Records for the task -
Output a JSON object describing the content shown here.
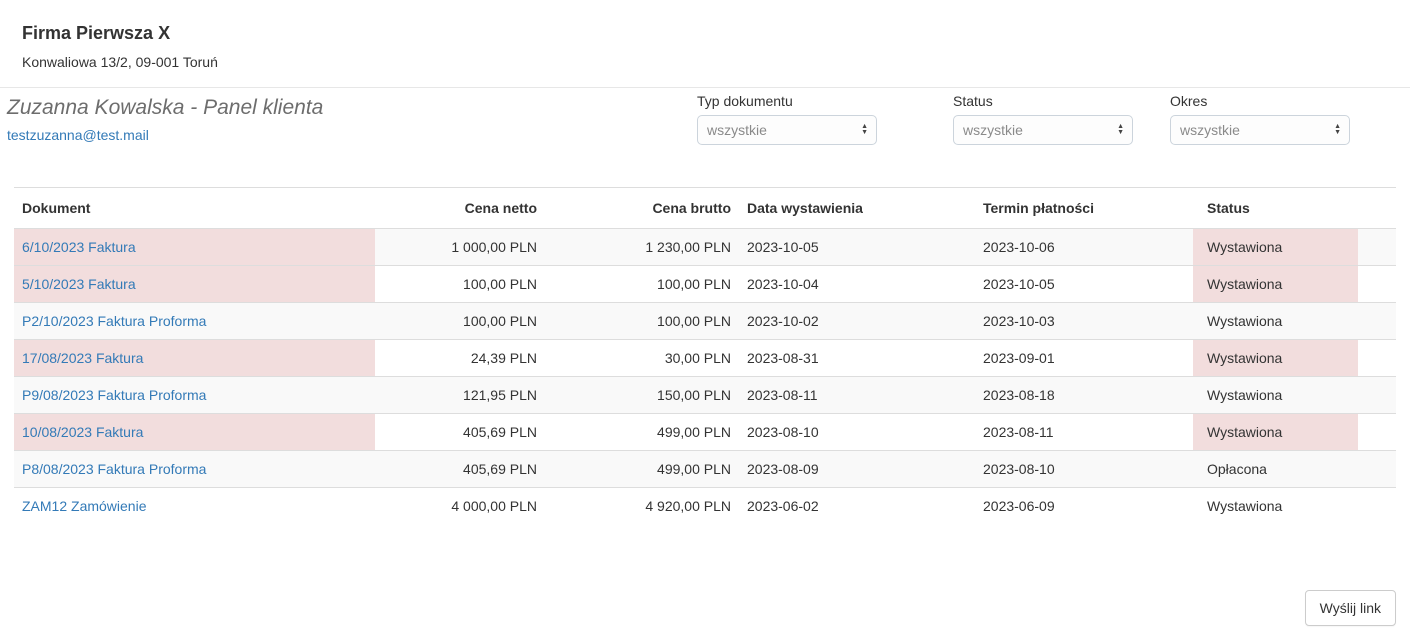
{
  "company": {
    "name": "Firma Pierwsza X",
    "address": "Konwaliowa 13/2, 09-001 Toruń"
  },
  "client": {
    "title": "Zuzanna Kowalska - Panel klienta",
    "email": "testzuzanna@test.mail"
  },
  "filters": [
    {
      "label": "Typ dokumentu",
      "value": "wszystkie"
    },
    {
      "label": "Status",
      "value": "wszystkie"
    },
    {
      "label": "Okres",
      "value": "wszystkie"
    }
  ],
  "table": {
    "columns": [
      "Dokument",
      "Cena netto",
      "Cena brutto",
      "Data wystawienia",
      "Termin płatności",
      "Status"
    ],
    "rows": [
      {
        "dokument": "6/10/2023 Faktura",
        "netto": "1 000,00 PLN",
        "brutto": "1 230,00 PLN",
        "wystawienie": "2023-10-05",
        "termin": "2023-10-06",
        "status": "Wystawiona",
        "overdue": true
      },
      {
        "dokument": "5/10/2023 Faktura",
        "netto": "100,00 PLN",
        "brutto": "100,00 PLN",
        "wystawienie": "2023-10-04",
        "termin": "2023-10-05",
        "status": "Wystawiona",
        "overdue": true
      },
      {
        "dokument": "P2/10/2023 Faktura Proforma",
        "netto": "100,00 PLN",
        "brutto": "100,00 PLN",
        "wystawienie": "2023-10-02",
        "termin": "2023-10-03",
        "status": "Wystawiona",
        "overdue": false
      },
      {
        "dokument": "17/08/2023 Faktura",
        "netto": "24,39 PLN",
        "brutto": "30,00 PLN",
        "wystawienie": "2023-08-31",
        "termin": "2023-09-01",
        "status": "Wystawiona",
        "overdue": true
      },
      {
        "dokument": "P9/08/2023 Faktura Proforma",
        "netto": "121,95 PLN",
        "brutto": "150,00 PLN",
        "wystawienie": "2023-08-11",
        "termin": "2023-08-18",
        "status": "Wystawiona",
        "overdue": false
      },
      {
        "dokument": "10/08/2023 Faktura",
        "netto": "405,69 PLN",
        "brutto": "499,00 PLN",
        "wystawienie": "2023-08-10",
        "termin": "2023-08-11",
        "status": "Wystawiona",
        "overdue": true
      },
      {
        "dokument": "P8/08/2023 Faktura Proforma",
        "netto": "405,69 PLN",
        "brutto": "499,00 PLN",
        "wystawienie": "2023-08-09",
        "termin": "2023-08-10",
        "status": "Opłacona",
        "overdue": false
      },
      {
        "dokument": "ZAM12 Zamówienie",
        "netto": "4 000,00 PLN",
        "brutto": "4 920,00 PLN",
        "wystawienie": "2023-06-02",
        "termin": "2023-06-09",
        "status": "Wystawiona",
        "overdue": false
      }
    ]
  },
  "actions": {
    "send_link": "Wyślij link"
  },
  "colors": {
    "link": "#337ab7",
    "overdue_bg": "#f2dddd",
    "stripe_bg": "#f9f9f9",
    "border": "#dddddd",
    "text": "#333333",
    "muted_heading": "#6d6d6d"
  }
}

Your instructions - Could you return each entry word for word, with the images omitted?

Result for this exercise -
Output a JSON object describing the content shown here.
{
  "company": {
    "name": "Firma Pierwsza X",
    "address": "Konwaliowa 13/2, 09-001 Toruń"
  },
  "client": {
    "title": "Zuzanna Kowalska - Panel klienta",
    "email": "testzuzanna@test.mail"
  },
  "filters": [
    {
      "label": "Typ dokumentu",
      "value": "wszystkie"
    },
    {
      "label": "Status",
      "value": "wszystkie"
    },
    {
      "label": "Okres",
      "value": "wszystkie"
    }
  ],
  "table": {
    "columns": [
      "Dokument",
      "Cena netto",
      "Cena brutto",
      "Data wystawienia",
      "Termin płatności",
      "Status"
    ],
    "rows": [
      {
        "dokument": "6/10/2023 Faktura",
        "netto": "1 000,00 PLN",
        "brutto": "1 230,00 PLN",
        "wystawienie": "2023-10-05",
        "termin": "2023-10-06",
        "status": "Wystawiona",
        "overdue": true
      },
      {
        "dokument": "5/10/2023 Faktura",
        "netto": "100,00 PLN",
        "brutto": "100,00 PLN",
        "wystawienie": "2023-10-04",
        "termin": "2023-10-05",
        "status": "Wystawiona",
        "overdue": true
      },
      {
        "dokument": "P2/10/2023 Faktura Proforma",
        "netto": "100,00 PLN",
        "brutto": "100,00 PLN",
        "wystawienie": "2023-10-02",
        "termin": "2023-10-03",
        "status": "Wystawiona",
        "overdue": false
      },
      {
        "dokument": "17/08/2023 Faktura",
        "netto": "24,39 PLN",
        "brutto": "30,00 PLN",
        "wystawienie": "2023-08-31",
        "termin": "2023-09-01",
        "status": "Wystawiona",
        "overdue": true
      },
      {
        "dokument": "P9/08/2023 Faktura Proforma",
        "netto": "121,95 PLN",
        "brutto": "150,00 PLN",
        "wystawienie": "2023-08-11",
        "termin": "2023-08-18",
        "status": "Wystawiona",
        "overdue": false
      },
      {
        "dokument": "10/08/2023 Faktura",
        "netto": "405,69 PLN",
        "brutto": "499,00 PLN",
        "wystawienie": "2023-08-10",
        "termin": "2023-08-11",
        "status": "Wystawiona",
        "overdue": true
      },
      {
        "dokument": "P8/08/2023 Faktura Proforma",
        "netto": "405,69 PLN",
        "brutto": "499,00 PLN",
        "wystawienie": "2023-08-09",
        "termin": "2023-08-10",
        "status": "Opłacona",
        "overdue": false
      },
      {
        "dokument": "ZAM12 Zamówienie",
        "netto": "4 000,00 PLN",
        "brutto": "4 920,00 PLN",
        "wystawienie": "2023-06-02",
        "termin": "2023-06-09",
        "status": "Wystawiona",
        "overdue": false
      }
    ]
  },
  "actions": {
    "send_link": "Wyślij link"
  },
  "colors": {
    "link": "#337ab7",
    "overdue_bg": "#f2dddd",
    "stripe_bg": "#f9f9f9",
    "border": "#dddddd",
    "text": "#333333",
    "muted_heading": "#6d6d6d"
  }
}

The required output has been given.